The second expert witness produced on behalf of the Government endeavored to explain the basis of his opinion by giving evidence as to the sale of 220 acres of land with some improvements on April 16, 1948. On the landowner's objection the evidence was excluded on the ground that the properties were not comparable since the tract referred to contained some improvements and the subject tract did not. Evidence of other sales was offered by the expert, namely, a sale on July 15, 1950, of a 98 acre tract about four miles distant on which the improvement was a worthless house that the purchaser tore down; also, a sale of a tract of 98 acres, consisting of 58 acres of open land and 40 acres of woodland; also, a sale in May, 1950, of 150 acres between three and four miles from the subject tract. All of this evidence was excluded in harmony with the attitude of the Judge in the other cases that sales of other properties were not admissible unless they were shown to be practically identical in character. For the reasons hereinbefore expressed, the judgment in this case will also be reversed and the case remanded for a new trial, to be conducted in the same manner as the trial of the other cases as indicated above.

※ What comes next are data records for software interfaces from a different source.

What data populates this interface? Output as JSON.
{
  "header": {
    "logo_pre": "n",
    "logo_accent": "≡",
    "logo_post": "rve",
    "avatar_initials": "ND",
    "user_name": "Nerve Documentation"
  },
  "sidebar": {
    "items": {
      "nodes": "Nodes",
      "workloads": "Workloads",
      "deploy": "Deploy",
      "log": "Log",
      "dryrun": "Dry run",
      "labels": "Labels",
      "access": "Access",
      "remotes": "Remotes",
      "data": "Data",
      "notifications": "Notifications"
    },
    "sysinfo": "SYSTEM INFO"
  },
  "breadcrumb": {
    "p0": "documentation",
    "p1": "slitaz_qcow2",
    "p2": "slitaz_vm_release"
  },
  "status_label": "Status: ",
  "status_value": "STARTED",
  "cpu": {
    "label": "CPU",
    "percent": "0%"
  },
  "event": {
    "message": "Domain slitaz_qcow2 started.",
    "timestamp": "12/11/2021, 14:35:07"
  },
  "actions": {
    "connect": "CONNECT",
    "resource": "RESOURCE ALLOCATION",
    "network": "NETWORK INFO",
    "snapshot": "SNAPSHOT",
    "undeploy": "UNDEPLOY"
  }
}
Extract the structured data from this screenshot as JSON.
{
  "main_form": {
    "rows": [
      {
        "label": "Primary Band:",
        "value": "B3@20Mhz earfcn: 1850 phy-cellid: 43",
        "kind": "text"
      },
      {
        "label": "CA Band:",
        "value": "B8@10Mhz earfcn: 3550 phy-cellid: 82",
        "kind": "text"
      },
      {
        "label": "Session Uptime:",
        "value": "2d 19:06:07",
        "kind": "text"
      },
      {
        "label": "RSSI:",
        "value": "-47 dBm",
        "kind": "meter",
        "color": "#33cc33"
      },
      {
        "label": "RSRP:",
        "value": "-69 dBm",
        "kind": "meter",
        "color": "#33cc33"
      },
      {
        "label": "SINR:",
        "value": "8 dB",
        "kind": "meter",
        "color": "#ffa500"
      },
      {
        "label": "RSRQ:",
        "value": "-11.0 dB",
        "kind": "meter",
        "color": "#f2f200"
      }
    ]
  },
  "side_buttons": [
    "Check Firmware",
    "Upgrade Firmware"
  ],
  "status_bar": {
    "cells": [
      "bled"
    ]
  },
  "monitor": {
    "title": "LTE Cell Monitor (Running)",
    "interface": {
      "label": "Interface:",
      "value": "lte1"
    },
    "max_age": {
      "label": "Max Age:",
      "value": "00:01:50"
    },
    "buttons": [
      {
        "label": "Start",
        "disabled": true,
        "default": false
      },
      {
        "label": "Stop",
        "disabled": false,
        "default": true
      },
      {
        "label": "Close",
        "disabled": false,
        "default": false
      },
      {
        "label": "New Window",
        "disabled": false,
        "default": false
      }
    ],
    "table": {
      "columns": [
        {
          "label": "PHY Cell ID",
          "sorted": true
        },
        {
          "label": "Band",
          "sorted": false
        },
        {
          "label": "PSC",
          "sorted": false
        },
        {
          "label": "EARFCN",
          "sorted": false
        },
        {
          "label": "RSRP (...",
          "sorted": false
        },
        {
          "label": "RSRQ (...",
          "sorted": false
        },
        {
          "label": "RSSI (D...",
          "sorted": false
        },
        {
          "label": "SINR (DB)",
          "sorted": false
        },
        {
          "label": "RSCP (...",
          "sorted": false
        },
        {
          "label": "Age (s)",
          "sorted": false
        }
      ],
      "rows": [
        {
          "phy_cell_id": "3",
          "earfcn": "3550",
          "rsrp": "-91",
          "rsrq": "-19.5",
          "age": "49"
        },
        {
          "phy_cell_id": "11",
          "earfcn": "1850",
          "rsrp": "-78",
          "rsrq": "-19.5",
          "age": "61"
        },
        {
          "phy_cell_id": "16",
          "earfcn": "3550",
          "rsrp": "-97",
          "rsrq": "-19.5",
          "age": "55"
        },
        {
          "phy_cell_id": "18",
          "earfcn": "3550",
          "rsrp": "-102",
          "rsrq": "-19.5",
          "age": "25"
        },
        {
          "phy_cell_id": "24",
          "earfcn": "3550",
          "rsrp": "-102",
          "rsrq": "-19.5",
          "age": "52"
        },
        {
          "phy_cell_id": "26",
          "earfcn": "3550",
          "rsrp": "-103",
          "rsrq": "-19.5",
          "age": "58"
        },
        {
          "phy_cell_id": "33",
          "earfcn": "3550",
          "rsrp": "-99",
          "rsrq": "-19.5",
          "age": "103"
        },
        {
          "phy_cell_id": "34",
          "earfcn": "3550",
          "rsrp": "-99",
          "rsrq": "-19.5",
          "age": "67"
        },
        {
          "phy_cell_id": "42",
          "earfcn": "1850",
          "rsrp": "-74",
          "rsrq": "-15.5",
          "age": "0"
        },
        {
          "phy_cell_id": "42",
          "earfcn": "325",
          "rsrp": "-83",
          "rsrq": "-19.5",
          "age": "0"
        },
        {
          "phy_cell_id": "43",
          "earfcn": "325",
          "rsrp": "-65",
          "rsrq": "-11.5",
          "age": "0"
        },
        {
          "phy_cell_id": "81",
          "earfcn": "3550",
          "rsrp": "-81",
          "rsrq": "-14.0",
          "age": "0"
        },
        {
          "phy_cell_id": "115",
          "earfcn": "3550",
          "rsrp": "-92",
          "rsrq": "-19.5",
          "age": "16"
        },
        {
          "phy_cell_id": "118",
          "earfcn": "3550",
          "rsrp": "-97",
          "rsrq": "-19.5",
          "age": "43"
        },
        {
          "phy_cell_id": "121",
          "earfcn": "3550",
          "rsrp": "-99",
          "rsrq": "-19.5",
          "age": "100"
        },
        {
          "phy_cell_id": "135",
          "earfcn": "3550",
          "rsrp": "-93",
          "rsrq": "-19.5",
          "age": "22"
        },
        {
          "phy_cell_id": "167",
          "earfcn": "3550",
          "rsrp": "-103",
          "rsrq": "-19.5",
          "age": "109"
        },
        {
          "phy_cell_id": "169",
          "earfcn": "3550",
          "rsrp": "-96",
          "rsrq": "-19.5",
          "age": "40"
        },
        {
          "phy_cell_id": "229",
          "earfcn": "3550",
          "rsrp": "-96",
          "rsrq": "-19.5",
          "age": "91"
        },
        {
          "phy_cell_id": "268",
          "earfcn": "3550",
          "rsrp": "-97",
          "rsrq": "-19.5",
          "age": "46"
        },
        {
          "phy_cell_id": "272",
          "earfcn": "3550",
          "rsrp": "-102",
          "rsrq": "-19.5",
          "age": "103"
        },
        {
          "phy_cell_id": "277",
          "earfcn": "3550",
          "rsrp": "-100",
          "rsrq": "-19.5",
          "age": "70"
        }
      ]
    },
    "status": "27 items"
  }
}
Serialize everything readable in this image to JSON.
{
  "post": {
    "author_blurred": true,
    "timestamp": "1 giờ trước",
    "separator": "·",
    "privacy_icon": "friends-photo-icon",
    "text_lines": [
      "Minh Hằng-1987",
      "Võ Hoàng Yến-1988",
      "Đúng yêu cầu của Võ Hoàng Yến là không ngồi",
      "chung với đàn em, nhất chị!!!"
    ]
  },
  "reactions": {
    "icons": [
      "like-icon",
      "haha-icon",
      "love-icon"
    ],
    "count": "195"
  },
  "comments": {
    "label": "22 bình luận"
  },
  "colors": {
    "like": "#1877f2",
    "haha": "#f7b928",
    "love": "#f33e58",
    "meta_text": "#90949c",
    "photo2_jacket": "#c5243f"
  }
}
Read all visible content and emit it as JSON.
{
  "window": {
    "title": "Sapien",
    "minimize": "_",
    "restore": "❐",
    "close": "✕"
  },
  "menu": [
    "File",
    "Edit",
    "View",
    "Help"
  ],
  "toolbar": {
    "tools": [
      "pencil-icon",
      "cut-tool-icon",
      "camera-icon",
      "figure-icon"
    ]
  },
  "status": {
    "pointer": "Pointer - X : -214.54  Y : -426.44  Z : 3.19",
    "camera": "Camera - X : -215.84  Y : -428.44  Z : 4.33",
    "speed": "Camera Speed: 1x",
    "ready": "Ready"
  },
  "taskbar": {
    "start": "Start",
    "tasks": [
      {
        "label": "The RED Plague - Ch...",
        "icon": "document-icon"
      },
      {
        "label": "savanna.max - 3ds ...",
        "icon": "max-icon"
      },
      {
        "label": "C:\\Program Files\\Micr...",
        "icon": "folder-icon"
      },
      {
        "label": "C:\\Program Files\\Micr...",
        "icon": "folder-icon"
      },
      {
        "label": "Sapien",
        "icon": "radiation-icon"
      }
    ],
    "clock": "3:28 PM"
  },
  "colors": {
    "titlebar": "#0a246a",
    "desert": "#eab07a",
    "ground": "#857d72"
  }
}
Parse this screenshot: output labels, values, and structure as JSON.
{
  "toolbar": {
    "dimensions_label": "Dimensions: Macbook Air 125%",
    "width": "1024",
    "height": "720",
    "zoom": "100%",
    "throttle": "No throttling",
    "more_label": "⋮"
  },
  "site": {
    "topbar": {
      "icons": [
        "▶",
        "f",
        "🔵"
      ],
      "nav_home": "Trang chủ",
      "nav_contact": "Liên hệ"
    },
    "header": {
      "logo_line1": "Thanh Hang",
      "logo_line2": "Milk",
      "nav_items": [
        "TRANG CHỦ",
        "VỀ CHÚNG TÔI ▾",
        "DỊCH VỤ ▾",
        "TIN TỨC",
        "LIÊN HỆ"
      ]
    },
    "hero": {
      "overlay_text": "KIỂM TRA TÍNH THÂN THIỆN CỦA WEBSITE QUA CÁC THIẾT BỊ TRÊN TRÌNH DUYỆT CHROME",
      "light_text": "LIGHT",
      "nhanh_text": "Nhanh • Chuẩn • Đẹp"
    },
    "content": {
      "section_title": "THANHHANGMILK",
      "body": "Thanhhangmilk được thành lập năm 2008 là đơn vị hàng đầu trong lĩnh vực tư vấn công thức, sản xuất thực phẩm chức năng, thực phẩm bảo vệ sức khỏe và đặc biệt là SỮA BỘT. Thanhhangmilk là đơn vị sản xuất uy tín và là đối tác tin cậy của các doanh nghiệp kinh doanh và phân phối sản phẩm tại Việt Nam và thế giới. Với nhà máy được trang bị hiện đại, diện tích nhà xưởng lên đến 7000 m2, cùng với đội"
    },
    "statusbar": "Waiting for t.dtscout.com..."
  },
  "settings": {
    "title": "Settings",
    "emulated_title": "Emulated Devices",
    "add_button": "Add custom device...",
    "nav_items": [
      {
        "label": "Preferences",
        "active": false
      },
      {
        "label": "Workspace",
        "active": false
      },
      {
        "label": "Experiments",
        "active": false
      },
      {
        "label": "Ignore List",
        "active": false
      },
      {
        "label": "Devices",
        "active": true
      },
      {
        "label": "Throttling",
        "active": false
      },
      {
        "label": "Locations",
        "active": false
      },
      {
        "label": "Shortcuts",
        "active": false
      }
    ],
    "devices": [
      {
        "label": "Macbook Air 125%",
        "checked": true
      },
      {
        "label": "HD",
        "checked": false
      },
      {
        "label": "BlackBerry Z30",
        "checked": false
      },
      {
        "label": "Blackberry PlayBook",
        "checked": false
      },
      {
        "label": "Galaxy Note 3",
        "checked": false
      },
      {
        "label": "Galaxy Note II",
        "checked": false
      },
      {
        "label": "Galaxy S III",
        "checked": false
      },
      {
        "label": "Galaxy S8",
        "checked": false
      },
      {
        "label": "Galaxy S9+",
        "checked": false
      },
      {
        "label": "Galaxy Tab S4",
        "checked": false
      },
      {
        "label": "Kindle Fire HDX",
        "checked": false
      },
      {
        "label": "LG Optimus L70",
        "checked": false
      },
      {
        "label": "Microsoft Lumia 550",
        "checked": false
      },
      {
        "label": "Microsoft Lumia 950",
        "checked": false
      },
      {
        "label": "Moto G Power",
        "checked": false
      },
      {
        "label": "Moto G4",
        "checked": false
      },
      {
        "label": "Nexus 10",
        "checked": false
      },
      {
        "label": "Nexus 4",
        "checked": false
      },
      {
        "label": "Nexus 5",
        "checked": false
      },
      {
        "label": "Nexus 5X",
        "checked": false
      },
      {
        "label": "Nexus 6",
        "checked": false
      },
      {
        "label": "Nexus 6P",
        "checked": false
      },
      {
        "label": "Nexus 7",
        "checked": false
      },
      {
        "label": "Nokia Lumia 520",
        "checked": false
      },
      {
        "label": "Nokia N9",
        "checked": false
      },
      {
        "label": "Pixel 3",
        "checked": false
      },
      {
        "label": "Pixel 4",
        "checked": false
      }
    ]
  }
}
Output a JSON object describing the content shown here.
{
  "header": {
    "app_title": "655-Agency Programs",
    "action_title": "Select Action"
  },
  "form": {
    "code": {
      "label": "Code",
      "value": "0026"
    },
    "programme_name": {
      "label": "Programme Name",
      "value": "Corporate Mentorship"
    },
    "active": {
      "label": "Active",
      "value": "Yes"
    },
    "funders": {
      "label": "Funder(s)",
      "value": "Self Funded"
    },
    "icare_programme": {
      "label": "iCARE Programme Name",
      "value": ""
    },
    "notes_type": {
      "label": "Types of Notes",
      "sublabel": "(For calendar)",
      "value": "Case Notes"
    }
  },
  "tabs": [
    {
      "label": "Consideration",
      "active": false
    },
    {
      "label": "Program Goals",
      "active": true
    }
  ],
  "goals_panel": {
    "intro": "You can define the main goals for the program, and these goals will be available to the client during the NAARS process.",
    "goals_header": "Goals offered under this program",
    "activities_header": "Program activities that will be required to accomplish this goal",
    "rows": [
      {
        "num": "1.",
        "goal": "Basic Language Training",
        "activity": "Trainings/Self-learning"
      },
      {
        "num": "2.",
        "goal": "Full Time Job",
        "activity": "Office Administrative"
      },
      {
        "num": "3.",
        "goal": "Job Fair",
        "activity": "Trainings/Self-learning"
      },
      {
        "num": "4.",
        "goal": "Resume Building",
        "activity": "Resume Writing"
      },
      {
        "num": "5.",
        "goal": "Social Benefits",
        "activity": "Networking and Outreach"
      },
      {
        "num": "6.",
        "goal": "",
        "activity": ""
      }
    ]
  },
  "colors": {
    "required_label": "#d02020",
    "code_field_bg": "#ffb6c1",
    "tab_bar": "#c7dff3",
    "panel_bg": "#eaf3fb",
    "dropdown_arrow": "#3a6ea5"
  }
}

During the course of the examination the Government expert volunteered the opinion that the other properties referred to in his testimony were comparable with the property under condemnation, but this evidence was stricken out on the ground that questions of comparability were to be decided by the court in ruling upon the evidence. We think it was error to foreclose any expression of opinion of the expert witness as to the comparability of the properties. It is, of course, the province of the court in the first place to pass on the admissibility of testimony and for the jury ultimately to pass on its sufficiency and weight; but the opinion of the expert himself is entitled to consideration in this respect and is necessarily involved whenever in support of his appraisal he offers evidence as to the sales of other properties.


Reversed and remanded.